The first IndyCar race of the year has come and gone, with Sebastian Bourdais leading the boys from Dale Coyne Racing back to victory lane. Many writers and commentators have already talked about just how impressive it is that a virtual micro team like Coyne can still be competitive. But their isn’t the victory I’m most interested in. It’s actually the victory of Honda.
For the near entirety of last year, IndyCar was the Chevrolet show, with the boys from Detroit pummeling Honda at every turn. Yes, there were a few exceptions, Rossi’s win at Indy and the incredible Hinchcliffe/Rahal duel at Texas, but for the most part, Chevy was the class of the field last year. This year, however, it may be a little different. Honda finally looks competitive, taking 4 of the top 5 spots at St. Pete, and throughly dominating for the entirety of the weekend.
So perhaps the tables have turned.
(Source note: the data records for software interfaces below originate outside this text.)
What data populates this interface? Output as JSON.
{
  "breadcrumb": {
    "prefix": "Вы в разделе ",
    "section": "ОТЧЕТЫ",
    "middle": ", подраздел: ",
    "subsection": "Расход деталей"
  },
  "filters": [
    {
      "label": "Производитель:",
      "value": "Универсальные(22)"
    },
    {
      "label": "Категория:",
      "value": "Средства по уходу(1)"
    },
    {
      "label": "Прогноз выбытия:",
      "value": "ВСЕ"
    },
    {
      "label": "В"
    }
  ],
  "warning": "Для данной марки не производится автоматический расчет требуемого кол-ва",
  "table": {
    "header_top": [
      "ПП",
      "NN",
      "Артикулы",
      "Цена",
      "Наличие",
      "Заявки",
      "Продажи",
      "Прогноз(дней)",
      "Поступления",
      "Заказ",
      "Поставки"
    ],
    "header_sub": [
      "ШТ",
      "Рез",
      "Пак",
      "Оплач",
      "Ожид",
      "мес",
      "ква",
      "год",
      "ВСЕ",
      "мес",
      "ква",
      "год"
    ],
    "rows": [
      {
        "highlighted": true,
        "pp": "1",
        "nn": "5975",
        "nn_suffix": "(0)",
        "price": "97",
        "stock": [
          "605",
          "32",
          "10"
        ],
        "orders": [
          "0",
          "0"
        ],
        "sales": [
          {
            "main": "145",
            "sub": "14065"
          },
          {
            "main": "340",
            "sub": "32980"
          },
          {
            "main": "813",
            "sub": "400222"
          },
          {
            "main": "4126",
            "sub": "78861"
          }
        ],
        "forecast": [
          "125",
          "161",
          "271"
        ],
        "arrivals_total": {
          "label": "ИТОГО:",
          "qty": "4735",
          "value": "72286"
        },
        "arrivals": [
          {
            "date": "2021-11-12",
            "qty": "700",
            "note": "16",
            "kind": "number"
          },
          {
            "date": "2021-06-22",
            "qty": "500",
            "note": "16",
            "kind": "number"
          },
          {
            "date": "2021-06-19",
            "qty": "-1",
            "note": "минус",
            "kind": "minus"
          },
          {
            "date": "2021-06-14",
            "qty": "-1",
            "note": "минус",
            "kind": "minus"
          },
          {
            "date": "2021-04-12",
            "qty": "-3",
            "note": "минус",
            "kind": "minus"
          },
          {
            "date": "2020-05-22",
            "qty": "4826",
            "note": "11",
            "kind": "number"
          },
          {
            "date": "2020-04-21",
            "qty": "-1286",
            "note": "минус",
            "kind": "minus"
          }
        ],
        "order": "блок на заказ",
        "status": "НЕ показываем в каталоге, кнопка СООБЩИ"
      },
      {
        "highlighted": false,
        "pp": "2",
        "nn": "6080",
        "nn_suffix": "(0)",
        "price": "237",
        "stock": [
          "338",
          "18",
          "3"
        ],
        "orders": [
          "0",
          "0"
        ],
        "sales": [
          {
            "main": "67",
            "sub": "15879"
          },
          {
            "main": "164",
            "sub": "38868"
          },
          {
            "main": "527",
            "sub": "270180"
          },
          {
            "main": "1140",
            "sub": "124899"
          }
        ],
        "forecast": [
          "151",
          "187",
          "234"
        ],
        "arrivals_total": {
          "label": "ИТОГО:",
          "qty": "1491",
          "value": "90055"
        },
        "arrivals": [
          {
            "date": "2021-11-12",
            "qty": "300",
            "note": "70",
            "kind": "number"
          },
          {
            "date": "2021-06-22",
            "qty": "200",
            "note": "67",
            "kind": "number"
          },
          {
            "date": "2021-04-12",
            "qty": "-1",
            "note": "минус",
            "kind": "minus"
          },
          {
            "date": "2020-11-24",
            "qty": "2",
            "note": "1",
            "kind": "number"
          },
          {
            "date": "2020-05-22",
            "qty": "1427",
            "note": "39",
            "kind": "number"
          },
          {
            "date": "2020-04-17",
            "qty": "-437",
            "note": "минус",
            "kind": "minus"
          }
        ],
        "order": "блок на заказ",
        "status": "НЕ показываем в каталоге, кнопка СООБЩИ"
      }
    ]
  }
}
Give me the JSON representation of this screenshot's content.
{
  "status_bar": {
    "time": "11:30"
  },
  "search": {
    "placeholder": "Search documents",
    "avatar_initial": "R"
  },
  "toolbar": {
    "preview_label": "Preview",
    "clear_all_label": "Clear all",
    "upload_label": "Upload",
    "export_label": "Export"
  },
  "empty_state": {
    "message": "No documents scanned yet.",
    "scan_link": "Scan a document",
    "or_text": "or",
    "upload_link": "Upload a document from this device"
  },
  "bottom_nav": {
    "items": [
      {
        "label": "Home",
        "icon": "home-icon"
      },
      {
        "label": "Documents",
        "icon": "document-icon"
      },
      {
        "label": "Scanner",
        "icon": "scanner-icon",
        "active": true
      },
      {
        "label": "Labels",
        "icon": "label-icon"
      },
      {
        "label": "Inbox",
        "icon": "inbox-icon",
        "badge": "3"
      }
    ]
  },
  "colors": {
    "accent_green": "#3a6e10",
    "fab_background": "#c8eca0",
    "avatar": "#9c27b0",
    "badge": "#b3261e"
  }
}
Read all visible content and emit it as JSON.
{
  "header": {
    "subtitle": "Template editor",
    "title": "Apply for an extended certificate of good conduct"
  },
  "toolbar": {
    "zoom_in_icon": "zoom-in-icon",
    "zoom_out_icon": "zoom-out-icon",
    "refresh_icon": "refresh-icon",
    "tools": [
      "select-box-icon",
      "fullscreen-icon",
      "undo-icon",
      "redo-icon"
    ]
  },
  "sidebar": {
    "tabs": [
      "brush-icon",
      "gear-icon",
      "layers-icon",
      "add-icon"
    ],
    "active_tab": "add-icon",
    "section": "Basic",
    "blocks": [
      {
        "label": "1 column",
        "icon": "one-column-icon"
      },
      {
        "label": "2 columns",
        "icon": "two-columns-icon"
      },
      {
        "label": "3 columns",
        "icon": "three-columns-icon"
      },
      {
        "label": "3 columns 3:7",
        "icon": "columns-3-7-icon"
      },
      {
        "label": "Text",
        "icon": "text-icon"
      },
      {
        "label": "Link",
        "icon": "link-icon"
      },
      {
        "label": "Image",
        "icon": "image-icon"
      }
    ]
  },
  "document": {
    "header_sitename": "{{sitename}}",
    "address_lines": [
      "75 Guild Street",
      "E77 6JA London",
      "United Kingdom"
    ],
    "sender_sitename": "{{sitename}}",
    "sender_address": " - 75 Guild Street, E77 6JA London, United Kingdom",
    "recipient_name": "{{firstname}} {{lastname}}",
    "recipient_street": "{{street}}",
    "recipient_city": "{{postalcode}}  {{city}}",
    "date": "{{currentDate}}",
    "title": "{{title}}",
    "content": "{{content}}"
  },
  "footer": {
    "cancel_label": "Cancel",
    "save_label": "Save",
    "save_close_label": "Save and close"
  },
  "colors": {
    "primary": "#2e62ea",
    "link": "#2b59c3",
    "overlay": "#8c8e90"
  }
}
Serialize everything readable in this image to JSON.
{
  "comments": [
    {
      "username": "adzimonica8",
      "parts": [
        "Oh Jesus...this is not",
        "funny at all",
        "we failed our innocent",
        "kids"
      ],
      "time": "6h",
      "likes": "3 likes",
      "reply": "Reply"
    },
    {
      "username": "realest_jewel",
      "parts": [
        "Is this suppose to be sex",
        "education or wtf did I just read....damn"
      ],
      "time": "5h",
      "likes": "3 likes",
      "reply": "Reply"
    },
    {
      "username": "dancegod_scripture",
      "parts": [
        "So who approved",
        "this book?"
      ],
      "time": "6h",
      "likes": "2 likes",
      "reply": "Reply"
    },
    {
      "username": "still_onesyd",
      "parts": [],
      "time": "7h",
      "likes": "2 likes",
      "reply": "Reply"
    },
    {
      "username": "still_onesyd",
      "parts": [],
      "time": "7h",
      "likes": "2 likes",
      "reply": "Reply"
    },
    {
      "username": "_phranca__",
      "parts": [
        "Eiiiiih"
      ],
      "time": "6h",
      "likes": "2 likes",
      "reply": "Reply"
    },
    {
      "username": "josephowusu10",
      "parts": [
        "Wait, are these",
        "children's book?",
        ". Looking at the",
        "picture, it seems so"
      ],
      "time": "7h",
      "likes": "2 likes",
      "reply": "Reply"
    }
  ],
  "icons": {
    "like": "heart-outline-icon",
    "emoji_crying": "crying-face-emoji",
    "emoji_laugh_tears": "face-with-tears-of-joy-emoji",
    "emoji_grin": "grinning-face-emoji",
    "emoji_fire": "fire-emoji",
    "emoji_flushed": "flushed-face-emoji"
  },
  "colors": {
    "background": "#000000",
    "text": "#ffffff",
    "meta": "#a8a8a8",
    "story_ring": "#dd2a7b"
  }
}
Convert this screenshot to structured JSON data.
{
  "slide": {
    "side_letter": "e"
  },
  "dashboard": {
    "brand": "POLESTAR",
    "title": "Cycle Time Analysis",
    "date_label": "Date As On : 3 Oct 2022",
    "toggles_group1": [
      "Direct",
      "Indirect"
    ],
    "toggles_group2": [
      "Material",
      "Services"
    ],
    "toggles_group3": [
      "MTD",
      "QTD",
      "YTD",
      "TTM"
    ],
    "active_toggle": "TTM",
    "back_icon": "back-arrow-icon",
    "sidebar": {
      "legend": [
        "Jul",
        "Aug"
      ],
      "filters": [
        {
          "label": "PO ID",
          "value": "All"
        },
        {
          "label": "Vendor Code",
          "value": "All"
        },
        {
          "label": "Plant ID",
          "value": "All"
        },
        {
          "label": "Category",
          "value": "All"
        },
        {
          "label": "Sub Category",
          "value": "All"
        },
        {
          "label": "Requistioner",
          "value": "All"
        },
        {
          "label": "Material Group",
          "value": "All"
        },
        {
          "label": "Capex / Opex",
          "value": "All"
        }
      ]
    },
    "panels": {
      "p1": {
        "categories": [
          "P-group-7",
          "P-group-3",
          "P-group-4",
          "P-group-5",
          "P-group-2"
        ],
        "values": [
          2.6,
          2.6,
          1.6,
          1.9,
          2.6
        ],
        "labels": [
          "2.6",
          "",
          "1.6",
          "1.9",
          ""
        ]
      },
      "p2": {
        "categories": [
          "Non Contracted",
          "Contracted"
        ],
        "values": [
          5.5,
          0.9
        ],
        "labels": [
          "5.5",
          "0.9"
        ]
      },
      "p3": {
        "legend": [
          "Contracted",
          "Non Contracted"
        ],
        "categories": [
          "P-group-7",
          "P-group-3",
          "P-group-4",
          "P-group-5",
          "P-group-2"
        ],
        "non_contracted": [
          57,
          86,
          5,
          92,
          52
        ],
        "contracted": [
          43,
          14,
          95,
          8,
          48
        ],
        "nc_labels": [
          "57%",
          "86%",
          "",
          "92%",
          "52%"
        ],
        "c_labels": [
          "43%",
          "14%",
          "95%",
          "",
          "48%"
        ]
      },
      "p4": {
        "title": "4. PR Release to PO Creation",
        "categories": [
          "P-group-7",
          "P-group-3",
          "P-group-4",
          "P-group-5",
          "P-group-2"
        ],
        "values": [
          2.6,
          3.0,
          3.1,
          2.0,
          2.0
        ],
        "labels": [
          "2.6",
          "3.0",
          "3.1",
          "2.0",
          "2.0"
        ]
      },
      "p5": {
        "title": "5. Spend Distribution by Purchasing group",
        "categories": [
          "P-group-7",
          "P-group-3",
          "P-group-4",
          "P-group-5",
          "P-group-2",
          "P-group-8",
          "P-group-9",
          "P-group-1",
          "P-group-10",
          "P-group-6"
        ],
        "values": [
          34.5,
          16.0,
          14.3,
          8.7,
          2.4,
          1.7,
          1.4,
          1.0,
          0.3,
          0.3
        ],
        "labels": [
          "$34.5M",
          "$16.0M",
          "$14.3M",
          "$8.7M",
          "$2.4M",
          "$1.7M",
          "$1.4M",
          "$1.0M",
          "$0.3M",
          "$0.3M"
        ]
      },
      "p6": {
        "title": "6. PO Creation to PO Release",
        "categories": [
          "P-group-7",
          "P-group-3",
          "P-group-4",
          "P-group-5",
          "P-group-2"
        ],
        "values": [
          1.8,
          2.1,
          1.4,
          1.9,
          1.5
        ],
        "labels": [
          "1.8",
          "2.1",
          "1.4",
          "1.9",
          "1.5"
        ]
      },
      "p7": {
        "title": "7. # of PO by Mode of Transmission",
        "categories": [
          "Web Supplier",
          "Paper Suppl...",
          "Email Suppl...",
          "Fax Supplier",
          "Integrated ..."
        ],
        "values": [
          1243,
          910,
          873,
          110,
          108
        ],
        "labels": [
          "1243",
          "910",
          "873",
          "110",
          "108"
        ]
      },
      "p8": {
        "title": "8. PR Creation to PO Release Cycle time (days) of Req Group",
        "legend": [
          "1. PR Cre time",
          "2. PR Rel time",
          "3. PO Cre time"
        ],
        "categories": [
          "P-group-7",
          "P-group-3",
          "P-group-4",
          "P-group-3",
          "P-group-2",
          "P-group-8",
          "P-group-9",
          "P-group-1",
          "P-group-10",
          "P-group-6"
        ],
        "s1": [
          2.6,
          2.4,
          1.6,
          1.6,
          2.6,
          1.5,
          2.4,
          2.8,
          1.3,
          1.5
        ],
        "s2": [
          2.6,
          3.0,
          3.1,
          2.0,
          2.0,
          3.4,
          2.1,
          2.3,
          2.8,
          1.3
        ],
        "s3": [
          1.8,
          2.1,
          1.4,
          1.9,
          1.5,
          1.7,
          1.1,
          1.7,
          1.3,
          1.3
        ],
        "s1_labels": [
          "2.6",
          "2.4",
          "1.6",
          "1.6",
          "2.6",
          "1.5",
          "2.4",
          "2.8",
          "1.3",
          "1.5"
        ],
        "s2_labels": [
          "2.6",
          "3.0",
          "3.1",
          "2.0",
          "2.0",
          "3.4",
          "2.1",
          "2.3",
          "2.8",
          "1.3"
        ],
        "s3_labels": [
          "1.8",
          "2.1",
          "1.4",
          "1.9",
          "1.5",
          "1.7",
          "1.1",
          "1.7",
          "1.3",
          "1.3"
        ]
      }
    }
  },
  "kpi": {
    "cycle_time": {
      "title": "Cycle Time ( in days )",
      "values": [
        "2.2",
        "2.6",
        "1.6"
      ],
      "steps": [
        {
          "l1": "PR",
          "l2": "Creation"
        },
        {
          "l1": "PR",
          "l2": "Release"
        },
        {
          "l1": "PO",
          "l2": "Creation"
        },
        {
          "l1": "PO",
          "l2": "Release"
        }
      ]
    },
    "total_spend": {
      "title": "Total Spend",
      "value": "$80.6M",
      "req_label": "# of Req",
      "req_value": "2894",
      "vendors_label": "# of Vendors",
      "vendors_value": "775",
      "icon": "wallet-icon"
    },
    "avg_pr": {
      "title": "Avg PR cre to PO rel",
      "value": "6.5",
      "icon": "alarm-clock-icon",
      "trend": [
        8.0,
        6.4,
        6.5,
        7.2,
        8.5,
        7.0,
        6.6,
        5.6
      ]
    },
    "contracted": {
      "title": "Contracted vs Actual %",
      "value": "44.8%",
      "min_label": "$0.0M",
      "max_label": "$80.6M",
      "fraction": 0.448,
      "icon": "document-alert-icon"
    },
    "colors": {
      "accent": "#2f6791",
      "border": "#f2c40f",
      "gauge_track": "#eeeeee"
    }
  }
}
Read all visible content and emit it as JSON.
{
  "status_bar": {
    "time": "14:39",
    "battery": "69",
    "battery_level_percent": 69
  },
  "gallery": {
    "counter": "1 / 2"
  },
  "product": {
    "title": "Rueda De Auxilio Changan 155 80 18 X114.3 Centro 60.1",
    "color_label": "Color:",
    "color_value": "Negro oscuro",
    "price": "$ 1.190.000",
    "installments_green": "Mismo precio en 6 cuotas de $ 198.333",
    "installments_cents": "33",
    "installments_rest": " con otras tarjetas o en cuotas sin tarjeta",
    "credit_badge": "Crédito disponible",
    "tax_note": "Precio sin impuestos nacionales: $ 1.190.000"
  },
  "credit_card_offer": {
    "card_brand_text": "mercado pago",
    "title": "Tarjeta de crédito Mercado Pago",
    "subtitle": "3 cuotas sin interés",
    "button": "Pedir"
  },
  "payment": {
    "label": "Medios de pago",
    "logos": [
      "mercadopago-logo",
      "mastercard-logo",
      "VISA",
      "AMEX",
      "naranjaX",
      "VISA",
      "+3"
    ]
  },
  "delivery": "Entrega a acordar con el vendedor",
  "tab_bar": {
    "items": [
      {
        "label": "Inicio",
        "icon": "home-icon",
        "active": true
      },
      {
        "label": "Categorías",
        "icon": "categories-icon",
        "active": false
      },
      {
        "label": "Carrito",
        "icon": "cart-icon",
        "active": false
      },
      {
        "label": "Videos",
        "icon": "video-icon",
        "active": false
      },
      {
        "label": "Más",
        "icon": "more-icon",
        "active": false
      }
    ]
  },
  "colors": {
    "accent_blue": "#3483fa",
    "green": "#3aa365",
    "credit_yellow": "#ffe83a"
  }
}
Maybe this year, we can finally see evenly matched cars go head to head in the spirit of the semi-spec series IndyCar now is. However great that may sound, don’t get your hopes up.
Honda is running, as of now, their 2016 spec engines, the same engine they ran at every race post the Indy 500. Well, that sounds great, doesn’t it? That means they have more room to grow. Not really… Because here’s the problem. Chevy too is running their 2016 spec engines. So we are effectively seeing the same engines go head to head as we did last year. And with the aerokit freeze, we are seeing the same amounts of downforce and drag that we saw at the end of last season as well.
So then why was Honda so far ahead in St. Pete? Simply put, it’s a street course. You don’t need a massive amount of speed on a street course. At the end of last season, Honda targeted an increase in their mechanical grip on all their cars, and in that endeavor, they’ve succeeded. That mechanical grip is, in part, what led them to such an impressive victory at St. Pete. And it could very well lead them to another similar victory when the series comes to Long Beach. But what happens when IndyCar gets back to its roots on ovals, tri-ovals, and short tracks? The future doesn’t exactly look bright.
Chevy still has more overall power, as proven by the end of last season. Texas being the exception, all of the tracks in the second half of last season are relatively power hungry circuits and as a result Chevy enjoyed overwhelming success. This year should be no different as Chevy will thrive when the cars begin to go flat out over the course of race. Phoenix will be the true telling point when it comes to this battle.
Phoenix is a bit of an anomaly when it comes to ovals. The series elects to run the street course aero package on the lopsided tri-oval, but it without a question, still an oval. And ovals bring with them a necessity for more power. That requirement will favor Chevy. Honda may be able to negate their minimal power levels on street courses with their increased mechanic grip, but when it comes to tracks with higher power requirements and high speed corners, their flaws may begin to show.
I wouldn’t be surprised if Honda has another impressive showing in Long Beach, but that may be their last strong showing for a while as, after Long Beach, the series heads to Barber, where the fast, sweeping corners that make up the Birmingham track will tend to favor those with higher downforce levels, AKA Chevy.
It will be fascinating to see how the constructors battle evolves over the course of the season, as we do not know now when Chevy and Honda will roll out their updated 2017 engines. But in the meantime, we will have to wait and watch and hope that Honda can keep up their charge. The series is a lot more interesting when anyone can win, not just cars with the Chevrolet brand slapped on the side of the car.
File Under: IndyCar, Engine, Honda, Chevy